Which lines hold the string "label"? Copy each of them from the material below.
[[ PROVIDED MATERIAL open ]]
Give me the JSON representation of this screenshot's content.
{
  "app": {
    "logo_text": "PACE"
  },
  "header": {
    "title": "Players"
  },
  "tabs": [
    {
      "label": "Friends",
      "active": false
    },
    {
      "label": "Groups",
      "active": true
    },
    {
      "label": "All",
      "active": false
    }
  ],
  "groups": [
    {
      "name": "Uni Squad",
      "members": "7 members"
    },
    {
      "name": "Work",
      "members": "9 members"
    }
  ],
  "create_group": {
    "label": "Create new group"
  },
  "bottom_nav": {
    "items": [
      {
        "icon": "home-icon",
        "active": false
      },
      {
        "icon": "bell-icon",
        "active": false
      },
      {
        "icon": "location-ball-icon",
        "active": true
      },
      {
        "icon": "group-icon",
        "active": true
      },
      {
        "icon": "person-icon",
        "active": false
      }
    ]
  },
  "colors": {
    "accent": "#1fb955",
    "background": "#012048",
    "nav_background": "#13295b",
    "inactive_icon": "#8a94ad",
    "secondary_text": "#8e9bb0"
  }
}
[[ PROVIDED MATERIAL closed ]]
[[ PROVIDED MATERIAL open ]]
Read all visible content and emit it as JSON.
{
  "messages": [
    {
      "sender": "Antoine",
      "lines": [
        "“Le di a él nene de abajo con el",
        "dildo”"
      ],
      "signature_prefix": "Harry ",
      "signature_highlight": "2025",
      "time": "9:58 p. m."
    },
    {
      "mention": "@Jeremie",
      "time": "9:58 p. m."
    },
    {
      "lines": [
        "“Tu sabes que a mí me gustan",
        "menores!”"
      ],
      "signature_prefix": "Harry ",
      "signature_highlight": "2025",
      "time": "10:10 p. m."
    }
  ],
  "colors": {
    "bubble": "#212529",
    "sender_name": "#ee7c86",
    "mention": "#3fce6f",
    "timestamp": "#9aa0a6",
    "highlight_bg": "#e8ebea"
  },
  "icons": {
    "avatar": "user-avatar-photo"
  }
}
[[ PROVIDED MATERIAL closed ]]
## EXERCISE RESPONSE
      "label": "Friends",
      "label": "Groups",
      "label": "All",
    "label": "Create new group"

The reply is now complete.